MORRISON, Colo. -- The trimming of the track did nothing to neutralize the nitro cars.
Racing on a 1,000-foot strip for the first time in NHRA history, Top Fuel dragster Tony Schumacher and Funny Car driver Tim Wilkerson won their respective classes Sunday during the Mopar Mile-High NHRA Nationals at Bandimere Speedway.
Schumacher didn't need the extra 320 feet of track to get his dragster up to speed, reaching 304 mph in his win over Antron Brown in the finals.
"I couldn't have asked for a better race car. It was flawless," said Schumacher, who picked up his sixth victory of the season.
Following the recent death of Scott Kalitta in a racing accident, the NHRA took an interim step, shortening the length of Top Fuel and Funny Car races from a quarter-mile to 1,000 feet. The change kicked in this weekend at Bandimere Speedway.
It's the first time the NHRA has conducted racing at any distance other than a quarter-mile at a national event since the first one was held in 1955.
"I think as an interim measure it achieved our goals," said Graham Light, NHRA senior vice president of racing operations. "I think we've still produced exciting side-by-side, 300-mph plus, close and competitive racing."
Wilkerson knocked off Jack Beckman in the finals even though both smoked tires midway down the track. He was satisfied with the performance of a new chassis which he brought out this weekend.
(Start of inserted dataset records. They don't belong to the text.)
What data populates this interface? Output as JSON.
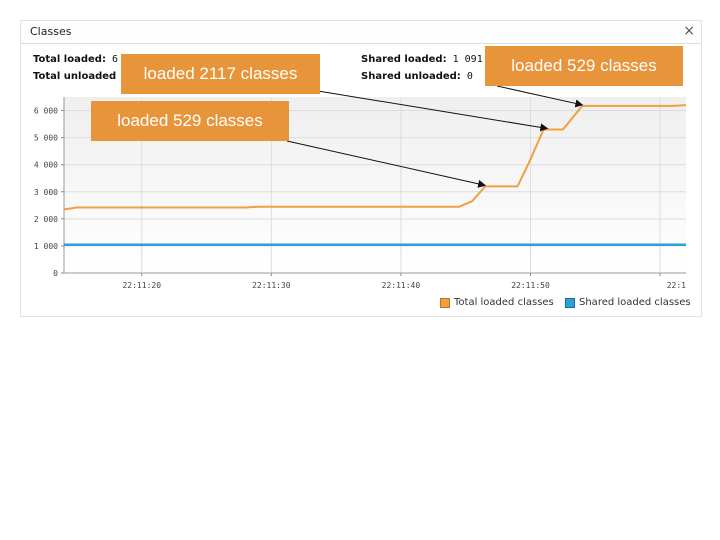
{
  "window": {
    "title": "Classes",
    "close_symbol": "×"
  },
  "stats": {
    "total_loaded_label": "Total loaded:",
    "total_loaded_value": "6",
    "total_unloaded_label": "Total unloaded",
    "shared_loaded_label": "Shared loaded:",
    "shared_loaded_value": "1 091",
    "shared_unloaded_label": "Shared unloaded:",
    "shared_unloaded_value": "0"
  },
  "legend": {
    "total": "Total loaded classes",
    "shared": "Shared loaded classes"
  },
  "callouts": {
    "a": "loaded 2117 classes",
    "b": "loaded 529 classes",
    "c": "loaded 529 classes"
  },
  "colors": {
    "total_line": "#f0a040",
    "shared_line": "#2ea0d8",
    "callout_bg": "#e8943a"
  },
  "chart_data": {
    "type": "line",
    "x_ticks": [
      "22:11:20",
      "22:11:30",
      "22:11:40",
      "22:11:50",
      "22:1"
    ],
    "y_ticks": [
      "0",
      "1 000",
      "2 000",
      "3 000",
      "4 000",
      "5 000",
      "6 000"
    ],
    "ylim": [
      0,
      6500
    ],
    "xlim": [
      0,
      48
    ],
    "grid": true,
    "series": [
      {
        "name": "Total loaded classes",
        "x": [
          0,
          1,
          14,
          15,
          24,
          30.5,
          31.5,
          32.5,
          35,
          36,
          37,
          38.5,
          40,
          41,
          47,
          48
        ],
        "y": [
          2350,
          2420,
          2420,
          2450,
          2450,
          2450,
          2650,
          3200,
          3200,
          4200,
          5300,
          5300,
          6170,
          6170,
          6170,
          6200
        ]
      },
      {
        "name": "Shared loaded classes",
        "x": [
          0,
          48
        ],
        "y": [
          1040,
          1040
        ]
      }
    ],
    "annotations": [
      {
        "text": "loaded 2117 classes",
        "x": 37.3,
        "y": 5300
      },
      {
        "text": "loaded 529 classes",
        "x": 32.5,
        "y": 3200
      },
      {
        "text": "loaded 529 classes",
        "x": 40,
        "y": 6170
      }
    ]
  }
}
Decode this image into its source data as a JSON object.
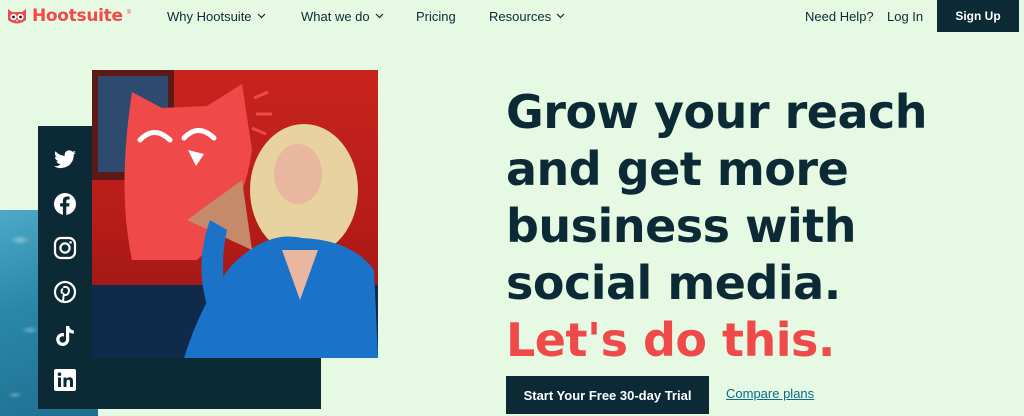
{
  "nav": {
    "brand": "Hootsuite",
    "brand_mark": "®",
    "items": [
      {
        "label": "Why Hootsuite",
        "has_dropdown": true
      },
      {
        "label": "What we do",
        "has_dropdown": true
      },
      {
        "label": "Pricing",
        "has_dropdown": false
      },
      {
        "label": "Resources",
        "has_dropdown": true
      }
    ],
    "help": "Need Help?",
    "login": "Log In",
    "signup": "Sign Up"
  },
  "hero": {
    "headline_lines": [
      "Grow your reach",
      "and get more",
      "business with",
      "social media."
    ],
    "headline_accent": "Let's do this.",
    "cta_primary": "Start Your Free 30-day Trial",
    "cta_secondary": "Compare plans",
    "social_icons": [
      "twitter-icon",
      "facebook-icon",
      "instagram-icon",
      "pinterest-icon",
      "tiktok-icon",
      "linkedin-icon"
    ]
  },
  "colors": {
    "background": "#e6f9e3",
    "navy": "#0b2a36",
    "accent_red": "#f0494a",
    "link": "#0b6b8a"
  }
}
"I stepped on the gas and it responded," Wilkerson said. "We had a good car."
Greg Anderson (Pro Stock) won for a third straight week while Matt Smith (Pro Stock Motorcycle) defended his Bandimere title. Both of those events were run at a quarter-mile.
"In all the years I've been coming out here, I've never really been able to get a handle on [this track] and figure it out," said Anderson, who set track records Saturday in elapsed time (7.02 seconds) and miles per hour (196.30). "We tamed it today. We had a great race."
After the death of Kalitta, the NHRA formed a task force to consider issues such as stopping runaway vehicles at the end of the track and whether current speeds should be limited.
Kalitta died June 21 in Englishtown, N.J., after his Funny Car burst into flames and continued at a high rate of speed through the sand pit at the end of the quarter-mile track, slamming into a retaining barrier.
The drivers praised the NHRA all weekend for stepping up so quickly to address concerns over safety. The nitro car racers may not want to compete at 1,000 feet forever, but cutting the track was the easiest measure to implement right away.
"If they were to change the rules to slow the car down, that would cost a lot of teams out there a lot of money," Top Fuel driver Doug Herbert said. "The cars are still going to make the fire, and the ground shake -- everything they did at 1,320 feet. They're still going to do all the good things everyone wants to see."
A shorter track added another variable the drivers and their crew had to navigate at tricky Bandimere Speedway. They're also handcuffed by the higher altitude, which affects the amount of horsepower the engines can make.
Schumacher and his U.S. Army crew were able to solve the track's complicated equation.
"I'm not saying I'm a gifted driver," Schumacher said. "I'm saying I have a gift of driving the Army car and a gift of having the best team that's ever been assembled. That comes from a group of guys with a great vision and with great goals."